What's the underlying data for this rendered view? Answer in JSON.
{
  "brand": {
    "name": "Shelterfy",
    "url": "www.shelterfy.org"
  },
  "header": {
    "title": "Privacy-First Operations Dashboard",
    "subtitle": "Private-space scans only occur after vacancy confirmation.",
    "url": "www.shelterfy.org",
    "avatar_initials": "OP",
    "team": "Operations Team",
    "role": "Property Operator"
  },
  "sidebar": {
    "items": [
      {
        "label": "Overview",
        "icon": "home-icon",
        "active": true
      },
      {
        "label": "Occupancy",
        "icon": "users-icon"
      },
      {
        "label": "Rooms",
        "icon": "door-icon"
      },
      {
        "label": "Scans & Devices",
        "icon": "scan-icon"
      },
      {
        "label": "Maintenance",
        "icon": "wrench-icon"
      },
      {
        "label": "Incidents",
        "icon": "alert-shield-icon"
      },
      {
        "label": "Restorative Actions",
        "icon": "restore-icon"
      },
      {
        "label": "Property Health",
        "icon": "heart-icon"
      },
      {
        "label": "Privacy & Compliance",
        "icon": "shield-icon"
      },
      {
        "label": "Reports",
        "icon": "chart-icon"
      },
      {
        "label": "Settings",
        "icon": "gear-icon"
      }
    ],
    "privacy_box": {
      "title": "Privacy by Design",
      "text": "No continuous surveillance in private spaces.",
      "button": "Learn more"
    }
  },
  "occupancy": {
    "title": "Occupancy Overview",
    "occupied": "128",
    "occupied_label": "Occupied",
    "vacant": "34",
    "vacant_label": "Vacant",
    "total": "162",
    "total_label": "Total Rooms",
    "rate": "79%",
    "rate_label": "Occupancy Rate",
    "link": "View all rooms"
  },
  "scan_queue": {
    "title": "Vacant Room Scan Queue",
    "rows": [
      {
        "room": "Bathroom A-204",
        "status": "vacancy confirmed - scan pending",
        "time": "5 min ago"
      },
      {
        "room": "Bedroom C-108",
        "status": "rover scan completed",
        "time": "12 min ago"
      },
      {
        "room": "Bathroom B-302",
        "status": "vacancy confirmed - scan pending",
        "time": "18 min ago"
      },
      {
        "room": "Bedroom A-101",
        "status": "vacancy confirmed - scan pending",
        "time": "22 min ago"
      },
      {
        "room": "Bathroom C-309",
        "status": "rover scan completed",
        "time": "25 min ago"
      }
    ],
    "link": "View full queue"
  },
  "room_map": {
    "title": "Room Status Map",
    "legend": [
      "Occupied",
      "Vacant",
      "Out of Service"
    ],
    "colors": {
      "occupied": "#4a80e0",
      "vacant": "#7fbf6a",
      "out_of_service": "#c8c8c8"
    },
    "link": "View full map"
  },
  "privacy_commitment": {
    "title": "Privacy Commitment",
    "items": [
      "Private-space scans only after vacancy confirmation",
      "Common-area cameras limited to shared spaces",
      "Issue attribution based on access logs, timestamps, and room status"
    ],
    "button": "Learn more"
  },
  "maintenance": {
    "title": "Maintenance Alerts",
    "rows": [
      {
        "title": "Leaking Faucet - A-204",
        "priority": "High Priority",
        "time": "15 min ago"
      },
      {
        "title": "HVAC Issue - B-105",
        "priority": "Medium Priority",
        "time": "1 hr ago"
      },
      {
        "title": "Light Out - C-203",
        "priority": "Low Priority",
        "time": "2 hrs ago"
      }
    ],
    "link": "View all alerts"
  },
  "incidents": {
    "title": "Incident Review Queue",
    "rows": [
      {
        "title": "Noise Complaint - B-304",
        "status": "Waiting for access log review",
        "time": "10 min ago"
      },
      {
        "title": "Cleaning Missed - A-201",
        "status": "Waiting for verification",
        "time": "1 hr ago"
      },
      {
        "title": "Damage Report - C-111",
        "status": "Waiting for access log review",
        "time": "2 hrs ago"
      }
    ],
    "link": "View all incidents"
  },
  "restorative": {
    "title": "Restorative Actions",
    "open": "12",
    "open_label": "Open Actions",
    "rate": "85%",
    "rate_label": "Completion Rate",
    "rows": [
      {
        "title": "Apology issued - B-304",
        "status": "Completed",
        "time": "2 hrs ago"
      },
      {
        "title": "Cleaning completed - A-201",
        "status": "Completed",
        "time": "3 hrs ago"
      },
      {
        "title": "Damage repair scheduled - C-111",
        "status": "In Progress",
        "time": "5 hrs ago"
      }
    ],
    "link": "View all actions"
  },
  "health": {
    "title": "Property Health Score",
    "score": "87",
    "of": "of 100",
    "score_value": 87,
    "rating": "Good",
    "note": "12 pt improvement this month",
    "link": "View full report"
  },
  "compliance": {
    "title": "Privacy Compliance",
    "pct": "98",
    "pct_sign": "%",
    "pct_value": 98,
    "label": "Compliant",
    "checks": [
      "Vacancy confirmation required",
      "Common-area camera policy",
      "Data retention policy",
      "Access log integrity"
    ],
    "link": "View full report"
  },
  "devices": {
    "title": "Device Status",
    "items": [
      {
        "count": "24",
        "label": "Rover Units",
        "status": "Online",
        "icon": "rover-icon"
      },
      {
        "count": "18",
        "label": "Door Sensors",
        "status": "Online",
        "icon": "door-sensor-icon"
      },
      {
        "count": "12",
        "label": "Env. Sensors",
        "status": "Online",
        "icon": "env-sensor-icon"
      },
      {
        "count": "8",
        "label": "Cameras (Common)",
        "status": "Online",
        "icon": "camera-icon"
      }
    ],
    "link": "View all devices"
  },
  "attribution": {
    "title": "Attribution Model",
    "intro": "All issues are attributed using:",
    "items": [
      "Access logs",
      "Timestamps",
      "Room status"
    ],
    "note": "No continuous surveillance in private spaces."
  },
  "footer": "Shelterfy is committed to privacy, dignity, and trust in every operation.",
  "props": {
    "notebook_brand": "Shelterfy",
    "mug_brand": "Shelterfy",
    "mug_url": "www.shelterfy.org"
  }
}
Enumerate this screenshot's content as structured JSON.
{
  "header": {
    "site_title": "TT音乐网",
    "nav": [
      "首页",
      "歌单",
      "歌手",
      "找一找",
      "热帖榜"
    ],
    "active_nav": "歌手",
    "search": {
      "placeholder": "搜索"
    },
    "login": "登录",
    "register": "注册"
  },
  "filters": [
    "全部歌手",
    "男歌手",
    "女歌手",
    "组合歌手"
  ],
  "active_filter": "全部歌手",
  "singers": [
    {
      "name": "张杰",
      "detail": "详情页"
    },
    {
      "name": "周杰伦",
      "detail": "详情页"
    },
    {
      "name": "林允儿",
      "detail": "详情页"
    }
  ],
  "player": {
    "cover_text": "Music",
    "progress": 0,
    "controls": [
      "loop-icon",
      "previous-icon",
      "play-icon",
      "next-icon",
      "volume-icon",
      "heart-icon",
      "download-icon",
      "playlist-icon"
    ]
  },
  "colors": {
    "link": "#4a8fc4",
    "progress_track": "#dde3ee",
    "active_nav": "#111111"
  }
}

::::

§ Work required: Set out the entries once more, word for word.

§ Solved exercise:
What's the underlying data for this rendered view? Answer in JSON.
{
  "brand": {
    "name": "Shelterfy",
    "url": "www.shelterfy.org"
  },
  "header": {
    "title": "Privacy-First Operations Dashboard",
    "subtitle": "Private-space scans only occur after vacancy confirmation.",
    "url": "www.shelterfy.org",
    "avatar_initials": "OP",
    "team": "Operations Team",
    "role": "Property Operator"
  },
  "sidebar": {
    "items": [
      {
        "label": "Overview",
        "icon": "home-icon",
        "active": true
      },
      {
        "label": "Occupancy",
        "icon": "users-icon"
      },
      {
        "label": "Rooms",
        "icon": "door-icon"
      },
      {
        "label": "Scans & Devices",
        "icon": "scan-icon"
      },
      {
        "label": "Maintenance",
        "icon": "wrench-icon"
      },
      {
        "label": "Incidents",
        "icon": "alert-shield-icon"
      },
      {
        "label": "Restorative Actions",
        "icon": "restore-icon"
      },
      {
        "label": "Property Health",
        "icon": "heart-icon"
      },
      {
        "label": "Privacy & Compliance",
        "icon": "shield-icon"
      },
      {
        "label": "Reports",
        "icon": "chart-icon"
      },
      {
        "label": "Settings",
        "icon": "gear-icon"
      }
    ],
    "privacy_box": {
      "title": "Privacy by Design",
      "text": "No continuous surveillance in private spaces.",
      "button": "Learn more"
    }
  },
  "occupancy": {
    "title": "Occupancy Overview",
    "occupied": "128",
    "occupied_label": "Occupied",
    "vacant": "34",
    "vacant_label": "Vacant",
    "total": "162",
    "total_label": "Total Rooms",
    "rate": "79%",
    "rate_label": "Occupancy Rate",
    "link": "View all rooms"
  },
  "scan_queue": {
    "title": "Vacant Room Scan Queue",
    "rows": [
      {
        "room": "Bathroom A-204",
        "status": "vacancy confirmed - scan pending",
        "time": "5 min ago"
      },
      {
        "room": "Bedroom C-108",
        "status": "rover scan completed",
        "time": "12 min ago"
      },
      {
        "room": "Bathroom B-302",
        "status": "vacancy confirmed - scan pending",
        "time": "18 min ago"
      },
      {
        "room": "Bedroom A-101",
        "status": "vacancy confirmed - scan pending",
        "time": "22 min ago"
      },
      {
        "room": "Bathroom C-309",
        "status": "rover scan completed",
        "time": "25 min ago"
      }
    ],
    "link": "View full queue"
  },
  "room_map": {
    "title": "Room Status Map",
    "legend": [
      "Occupied",
      "Vacant",
      "Out of Service"
    ],
    "colors": {
      "occupied": "#4a80e0",
      "vacant": "#7fbf6a",
      "out_of_service": "#c8c8c8"
    },
    "link": "View full map"
  },
  "privacy_commitment": {
    "title": "Privacy Commitment",
    "items": [
      "Private-space scans only after vacancy confirmation",
      "Common-area cameras limited to shared spaces",
      "Issue attribution based on access logs, timestamps, and room status"
    ],
    "button": "Learn more"
  },
  "maintenance": {
    "title": "Maintenance Alerts",
    "rows": [
      {
        "title": "Leaking Faucet - A-204",
        "priority": "High Priority",
        "time": "15 min ago"
      },
      {
        "title": "HVAC Issue - B-105",
        "priority": "Medium Priority",
        "time": "1 hr ago"
      },
      {
        "title": "Light Out - C-203",
        "priority": "Low Priority",
        "time": "2 hrs ago"
      }
    ],
    "link": "View all alerts"
  },
  "incidents": {
    "title": "Incident Review Queue",
    "rows": [
      {
        "title": "Noise Complaint - B-304",
        "status": "Waiting for access log review",
        "time": "10 min ago"
      },
      {
        "title": "Cleaning Missed - A-201",
        "status": "Waiting for verification",
        "time": "1 hr ago"
      },
      {
        "title": "Damage Report - C-111",
        "status": "Waiting for access log review",
        "time": "2 hrs ago"
      }
    ],
    "link": "View all incidents"
  },
  "restorative": {
    "title": "Restorative Actions",
    "open": "12",
    "open_label": "Open Actions",
    "rate": "85%",
    "rate_label": "Completion Rate",
    "rows": [
      {
        "title": "Apology issued - B-304",
        "status": "Completed",
        "time": "2 hrs ago"
      },
      {
        "title": "Cleaning completed - A-201",
        "status": "Completed",
        "time": "3 hrs ago"
      },
      {
        "title": "Damage repair scheduled - C-111",
        "status": "In Progress",
        "time": "5 hrs ago"
      }
    ],
    "link": "View all actions"
  },
  "health": {
    "title": "Property Health Score",
    "score": "87",
    "of": "of 100",
    "score_value": 87,
    "rating": "Good",
    "note": "12 pt improvement this month",
    "link": "View full report"
  },
  "compliance": {
    "title": "Privacy Compliance",
    "pct": "98",
    "pct_sign": "%",
    "pct_value": 98,
    "label": "Compliant",
    "checks": [
      "Vacancy confirmation required",
      "Common-area camera policy",
      "Data retention policy",
      "Access log integrity"
    ],
    "link": "View full report"
  },
  "devices": {
    "title": "Device Status",
    "items": [
      {
        "count": "24",
        "label": "Rover Units",
        "status": "Online",
        "icon": "rover-icon"
      },
      {
        "count": "18",
        "label": "Door Sensors",
        "status": "Online",
        "icon": "door-sensor-icon"
      },
      {
        "count": "12",
        "label": "Env. Sensors",
        "status": "Online",
        "icon": "env-sensor-icon"
      },
      {
        "count": "8",
        "label": "Cameras (Common)",
        "status": "Online",
        "icon": "camera-icon"
      }
    ],
    "link": "View all devices"
  },
  "attribution": {
    "title": "Attribution Model",
    "intro": "All issues are attributed using:",
    "items": [
      "Access logs",
      "Timestamps",
      "Room status"
    ],
    "note": "No continuous surveillance in private spaces."
  },
  "footer": "Shelterfy is committed to privacy, dignity, and trust in every operation.",
  "props": {
    "notebook_brand": "Shelterfy",
    "mug_brand": "Shelterfy",
    "mug_url": "www.shelterfy.org"
  }
}
Enumerate this screenshot's content as structured JSON.
{
  "header": {
    "site_title": "TT音乐网",
    "nav": [
      "首页",
      "歌单",
      "歌手",
      "找一找",
      "热帖榜"
    ],
    "active_nav": "歌手",
    "search": {
      "placeholder": "搜索"
    },
    "login": "登录",
    "register": "注册"
  },
  "filters": [
    "全部歌手",
    "男歌手",
    "女歌手",
    "组合歌手"
  ],
  "active_filter": "全部歌手",
  "singers": [
    {
      "name": "张杰",
      "detail": "详情页"
    },
    {
      "name": "周杰伦",
      "detail": "详情页"
    },
    {
      "name": "林允儿",
      "detail": "详情页"
    }
  ],
  "player": {
    "cover_text": "Music",
    "progress": 0,
    "controls": [
      "loop-icon",
      "previous-icon",
      "play-icon",
      "next-icon",
      "volume-icon",
      "heart-icon",
      "download-icon",
      "playlist-icon"
    ]
  },
  "colors": {
    "link": "#4a8fc4",
    "progress_track": "#dde3ee",
    "active_nav": "#111111"
  }
}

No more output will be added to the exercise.